Wherever the word "よくあるお問い合わせ" appears in a line below, that line counts; report the total number of such lines only.

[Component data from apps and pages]
● ● ●

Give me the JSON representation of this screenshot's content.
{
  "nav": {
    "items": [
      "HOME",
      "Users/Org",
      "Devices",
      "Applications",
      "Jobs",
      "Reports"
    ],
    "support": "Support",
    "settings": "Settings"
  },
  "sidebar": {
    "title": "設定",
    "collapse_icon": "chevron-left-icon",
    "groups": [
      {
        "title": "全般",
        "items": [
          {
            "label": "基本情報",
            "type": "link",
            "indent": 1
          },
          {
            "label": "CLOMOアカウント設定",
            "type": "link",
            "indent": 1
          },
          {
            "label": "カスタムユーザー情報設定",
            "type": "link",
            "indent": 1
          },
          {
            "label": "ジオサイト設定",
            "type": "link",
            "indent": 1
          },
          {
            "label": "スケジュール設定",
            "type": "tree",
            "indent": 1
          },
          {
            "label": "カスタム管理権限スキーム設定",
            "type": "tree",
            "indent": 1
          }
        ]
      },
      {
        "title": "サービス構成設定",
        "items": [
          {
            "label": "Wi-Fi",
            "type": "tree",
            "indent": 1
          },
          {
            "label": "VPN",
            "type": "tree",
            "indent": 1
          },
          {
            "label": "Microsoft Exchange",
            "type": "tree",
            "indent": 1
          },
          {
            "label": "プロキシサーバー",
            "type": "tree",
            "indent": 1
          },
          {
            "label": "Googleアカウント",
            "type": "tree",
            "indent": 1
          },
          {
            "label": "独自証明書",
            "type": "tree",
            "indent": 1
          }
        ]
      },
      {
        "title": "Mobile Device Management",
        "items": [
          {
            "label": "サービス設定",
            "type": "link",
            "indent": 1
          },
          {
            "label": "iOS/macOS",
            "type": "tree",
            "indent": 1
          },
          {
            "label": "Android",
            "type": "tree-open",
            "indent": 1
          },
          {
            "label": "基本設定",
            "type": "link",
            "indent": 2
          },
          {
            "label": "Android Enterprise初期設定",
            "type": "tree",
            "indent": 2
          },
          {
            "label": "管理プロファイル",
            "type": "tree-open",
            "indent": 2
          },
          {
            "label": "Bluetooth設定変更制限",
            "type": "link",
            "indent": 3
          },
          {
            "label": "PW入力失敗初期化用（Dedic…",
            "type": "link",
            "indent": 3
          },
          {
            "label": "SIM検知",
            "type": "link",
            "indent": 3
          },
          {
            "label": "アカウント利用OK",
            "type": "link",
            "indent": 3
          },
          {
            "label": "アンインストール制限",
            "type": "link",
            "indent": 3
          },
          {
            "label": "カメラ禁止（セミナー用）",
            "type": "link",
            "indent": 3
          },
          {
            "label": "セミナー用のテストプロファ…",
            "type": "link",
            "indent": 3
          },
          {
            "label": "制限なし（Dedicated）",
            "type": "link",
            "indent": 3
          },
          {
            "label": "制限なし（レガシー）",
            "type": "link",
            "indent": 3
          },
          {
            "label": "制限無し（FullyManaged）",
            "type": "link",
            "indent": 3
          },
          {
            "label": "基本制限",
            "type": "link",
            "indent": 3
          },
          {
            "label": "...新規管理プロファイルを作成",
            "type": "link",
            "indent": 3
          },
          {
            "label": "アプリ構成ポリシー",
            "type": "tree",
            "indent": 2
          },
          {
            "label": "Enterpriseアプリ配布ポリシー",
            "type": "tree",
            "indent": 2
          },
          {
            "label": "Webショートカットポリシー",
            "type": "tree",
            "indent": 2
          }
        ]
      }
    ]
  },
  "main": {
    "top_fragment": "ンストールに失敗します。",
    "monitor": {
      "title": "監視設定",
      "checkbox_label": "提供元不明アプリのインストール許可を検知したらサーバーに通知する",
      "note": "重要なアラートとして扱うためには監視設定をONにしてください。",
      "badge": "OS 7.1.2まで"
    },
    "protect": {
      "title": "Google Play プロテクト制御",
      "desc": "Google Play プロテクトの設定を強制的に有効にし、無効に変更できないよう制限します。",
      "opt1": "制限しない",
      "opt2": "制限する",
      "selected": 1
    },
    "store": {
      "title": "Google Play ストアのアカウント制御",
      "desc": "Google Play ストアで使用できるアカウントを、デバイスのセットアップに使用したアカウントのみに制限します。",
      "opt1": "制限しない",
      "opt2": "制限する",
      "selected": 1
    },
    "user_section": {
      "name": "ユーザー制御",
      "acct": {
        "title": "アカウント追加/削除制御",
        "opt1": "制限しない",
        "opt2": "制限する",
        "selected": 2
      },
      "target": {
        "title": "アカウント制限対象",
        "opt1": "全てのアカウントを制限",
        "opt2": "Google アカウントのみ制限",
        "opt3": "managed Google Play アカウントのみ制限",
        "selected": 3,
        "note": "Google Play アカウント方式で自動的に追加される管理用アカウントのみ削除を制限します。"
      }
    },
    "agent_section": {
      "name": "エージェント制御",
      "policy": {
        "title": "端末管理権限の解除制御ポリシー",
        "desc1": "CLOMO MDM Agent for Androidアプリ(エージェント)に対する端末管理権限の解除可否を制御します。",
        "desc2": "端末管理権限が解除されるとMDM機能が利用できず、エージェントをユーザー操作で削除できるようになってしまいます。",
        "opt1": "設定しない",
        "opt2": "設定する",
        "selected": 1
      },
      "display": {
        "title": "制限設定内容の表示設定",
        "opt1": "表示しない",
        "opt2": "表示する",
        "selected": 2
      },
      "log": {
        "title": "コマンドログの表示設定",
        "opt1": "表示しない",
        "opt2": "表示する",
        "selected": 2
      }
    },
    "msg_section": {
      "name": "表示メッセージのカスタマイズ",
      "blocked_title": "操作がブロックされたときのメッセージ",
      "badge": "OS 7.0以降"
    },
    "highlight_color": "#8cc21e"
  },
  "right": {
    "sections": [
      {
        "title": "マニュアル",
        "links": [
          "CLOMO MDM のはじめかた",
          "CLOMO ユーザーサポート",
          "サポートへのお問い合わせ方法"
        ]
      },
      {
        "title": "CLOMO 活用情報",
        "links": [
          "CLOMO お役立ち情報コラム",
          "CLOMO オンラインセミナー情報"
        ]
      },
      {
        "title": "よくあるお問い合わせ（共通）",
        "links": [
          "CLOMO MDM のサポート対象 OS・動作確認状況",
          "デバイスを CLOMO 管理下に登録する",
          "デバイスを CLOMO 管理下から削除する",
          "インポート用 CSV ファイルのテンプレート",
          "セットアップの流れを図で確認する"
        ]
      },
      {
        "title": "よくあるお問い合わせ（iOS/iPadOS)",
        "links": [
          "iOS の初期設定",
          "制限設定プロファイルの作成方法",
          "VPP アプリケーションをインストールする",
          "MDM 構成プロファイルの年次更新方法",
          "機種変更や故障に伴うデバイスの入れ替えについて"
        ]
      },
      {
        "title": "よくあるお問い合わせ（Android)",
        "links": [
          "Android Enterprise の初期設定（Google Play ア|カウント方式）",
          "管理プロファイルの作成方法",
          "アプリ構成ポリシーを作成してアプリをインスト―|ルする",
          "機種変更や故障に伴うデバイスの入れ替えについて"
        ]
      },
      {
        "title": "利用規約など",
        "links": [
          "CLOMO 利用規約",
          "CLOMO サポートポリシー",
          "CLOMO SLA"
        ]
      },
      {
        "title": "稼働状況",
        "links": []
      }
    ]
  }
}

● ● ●

** RESULT **
3